police with the train was just deposed to by Chatterjee, D.
W, 10, the then Assistant Station Master at
Chandanpur Railway Station. He did not mention that fact in any of his messages
or memorandum in which he simply mentioned the presence of the railway
protection police at the time of re--sealing the wagon. He stated in cross
examination that he did not remember from memory the events of the occurrence
at Chandanpur station on October 1, 1949, and was making his statement on the
basis of the record before him. However, both the Courts below have recorded
the finding that railway protection police did escort the train. There is no
evidence as to why the police force could not see to the non-interference with
the wagons when the train halted at the Link where, according to the Courts
below, the thieves probably get at the wagon and tampered with its seal and
rivets. In the absence of any evidence about the strength of the railway
protection police, the contention of the appellant that the force was adequate
cannot be accepted.
It may be true that any precautions taken may
not be always successful against the loss in transit on account of theft,, but
in the present case there is no evidence with respect to the extent of the
precautions taken and with respect to what the railway protection police itself
did at the place where the train had to stop. We cannot accept the contention
that the railway protection police could not have moved out of the guard's van
due to the uncertainly of the stoppage of the train at the 706 signal. It was
the job of its members to get down on every stoppage of the train and to keep
an eye at the various wagons, as best as they could.
There could be no risk of the train leaving
them on the spot suddenly. They could climb up when the train was to move.
The wagon in which the plaintiffs' goods
were, was in the centre of the train. It was the 29th marriage from the other
end. It must be taken to be the duty of railway protection police to get out of
the guard's van whenever the train stops, be it at the railway platform or at
any other place. In fact, the necessity to get down and watch the train when it
stops at a place other than a station is greater than when the train stops at a
Station, where at least on the station side there would be some persons in
whose presence the miscreants would not dare to temper with any wagon and any
tempering to be done at a station is likely to be on the off side.
The responsibility of the railways under s.
72 of the Indian Railways Act is subject to the provisions of s. 151 of the
Indian Contract Act. Section 151 states that in all cases of bailment, the
bailer is bound to take as much care of the goods bailed to him as a man of
ordinary prudence would, under similar circumstance, take of his own goods of
the same bulk, quality and value as the goods bailed. Needless to say that an

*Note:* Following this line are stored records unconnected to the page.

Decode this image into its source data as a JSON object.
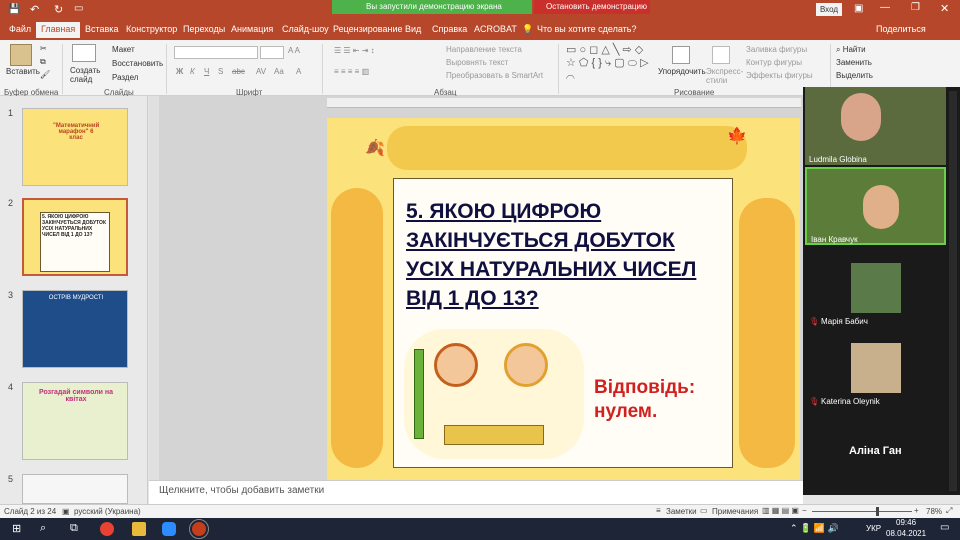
{
  "window": {
    "demo_banner": "Вы запустили демонстрацию экрана",
    "stop_demo": "Остановить демонстрацию",
    "login": "Вход"
  },
  "tabs": [
    "Файл",
    "Главная",
    "Вставка",
    "Конструктор",
    "Переходы",
    "Анимация",
    "Слайд-шоу",
    "Рецензирование",
    "Вид",
    "Справка",
    "ACROBAT"
  ],
  "tell_me": "Что вы хотите сделать?",
  "share": "Поделиться",
  "ribbon": {
    "paste": "Вставить",
    "new_slide": "Создать слайд",
    "layout": "Макет",
    "reset": "Восстановить",
    "section": "Раздел",
    "text_direction": "Направление текста",
    "align_text": "Выровнять текст",
    "smartart": "Преобразовать в SmartArt",
    "arrange": "Упорядочить",
    "quick_styles": "Экспресс-стили",
    "shape_fill": "Заливка фигуры",
    "shape_outline": "Контур фигуры",
    "shape_effects": "Эффекты фигуры",
    "find": "Найти",
    "replace": "Заменить",
    "select": "Выделить",
    "groups": {
      "clipboard": "Буфер обмена",
      "slides": "Слайды",
      "font": "Шрифт",
      "paragraph": "Абзац",
      "drawing": "Рисование"
    }
  },
  "thumbnails": [
    {
      "num": "1",
      "text": "\"Математичний марафон\" 6 клас"
    },
    {
      "num": "2",
      "text": "5. ЯКОЮ ЦИФРОЮ ЗАКІНЧУЄТЬСЯ ДОБУТОК УСІХ НАТУРАЛЬНИХ ЧИСЕЛ ВІД 1 ДО 13?"
    },
    {
      "num": "3",
      "text": "ОСТРІВ МУДРОСТІ"
    },
    {
      "num": "4",
      "text": "Розгадай символи на квітах"
    },
    {
      "num": "5",
      "text": ""
    }
  ],
  "slide": {
    "question": "5. ЯКОЮ ЦИФРОЮ ЗАКІНЧУЄТЬСЯ ДОБУТОК УСІХ НАТУРАЛЬНИХ ЧИСЕЛ ВІД 1 ДО 13?",
    "answer_label": "Відповідь:",
    "answer_value": "нулем."
  },
  "notes_placeholder": "Щелкните, чтобы добавить заметки",
  "participants": [
    {
      "name": "Ludmila Globina"
    },
    {
      "name": "Іван Кравчук"
    },
    {
      "name": "Марія Бабич"
    },
    {
      "name": "Katerina Oleynik"
    },
    {
      "name": "Аліна Ган"
    }
  ],
  "status": {
    "slide_info": "Слайд 2 из 24",
    "language": "русский (Украина)",
    "notes": "Заметки",
    "comments": "Примечания",
    "zoom": "78%"
  },
  "taskbar": {
    "lang": "УКР",
    "time": "09:46",
    "date": "08.04.2021"
  }
}
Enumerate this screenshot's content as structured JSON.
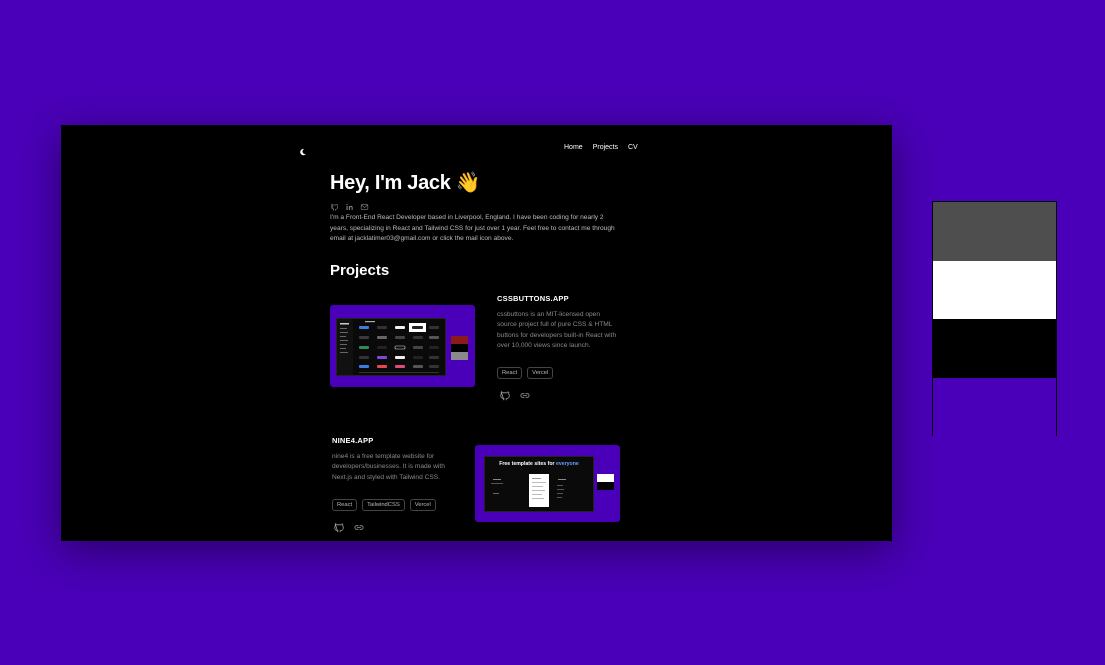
{
  "nav": {
    "items": [
      "Home",
      "Projects",
      "CV"
    ],
    "theme_icon": "moon-icon"
  },
  "hero": {
    "title": "Hey, I'm Jack 👋",
    "social_icons": [
      "github-icon",
      "linkedin-icon",
      "mail-icon"
    ],
    "bio": "I'm a Front-End React Developer based in Liverpool, England. I have been coding for nearly 2 years, specializing in React and Tailwind CSS for just over 1 year. Feel free to contact me through email at jacklatimer03@gmail.com or click the mail icon above."
  },
  "projects": {
    "heading": "Projects",
    "items": [
      {
        "title": "CSSBUTTONS.APP",
        "description": "cssbuttons is an MIT-licensed open source project full of pure CSS & HTML buttons for developers built-in React with over 10,000 views since launch.",
        "tags": [
          "React",
          "Vercel"
        ],
        "link_icons": [
          "github-icon",
          "link-icon"
        ]
      },
      {
        "title": "NINE4.APP",
        "description": "nine4 is a free template website for developers/businesses. It is made with Next.js and styled with Tailwind CSS.",
        "tags": [
          "React",
          "TailwindCSS",
          "Vercel"
        ],
        "link_icons": [
          "github-icon",
          "link-icon"
        ],
        "preview_heading": "Free template sites for",
        "preview_heading_accent": "everyone"
      }
    ]
  },
  "palette": {
    "colors": [
      "#4e4e4e",
      "#ffffff",
      "#000000",
      "#4a00b8"
    ]
  }
}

ordinary person traveling in a train would be particular is keeping an eye on
his goods especially when the train stops. It is not therefore imposing a higher
standard of care on the railway administration when it is said that its staff,
and especially the railway protection police specially deputed for the purpose
of seeing that no loss takes place to the goods, should get down from the wagon
and keep an eye on the wagons in the train in order to see that no unauthorised
person gets at the goods.
707 We are therefore of opinion that the
finding of the High Court that the loss took place due to the negligence of the
railway servants and, consequently, of the railway administration, is
We therefore dismiss the appeal with costs.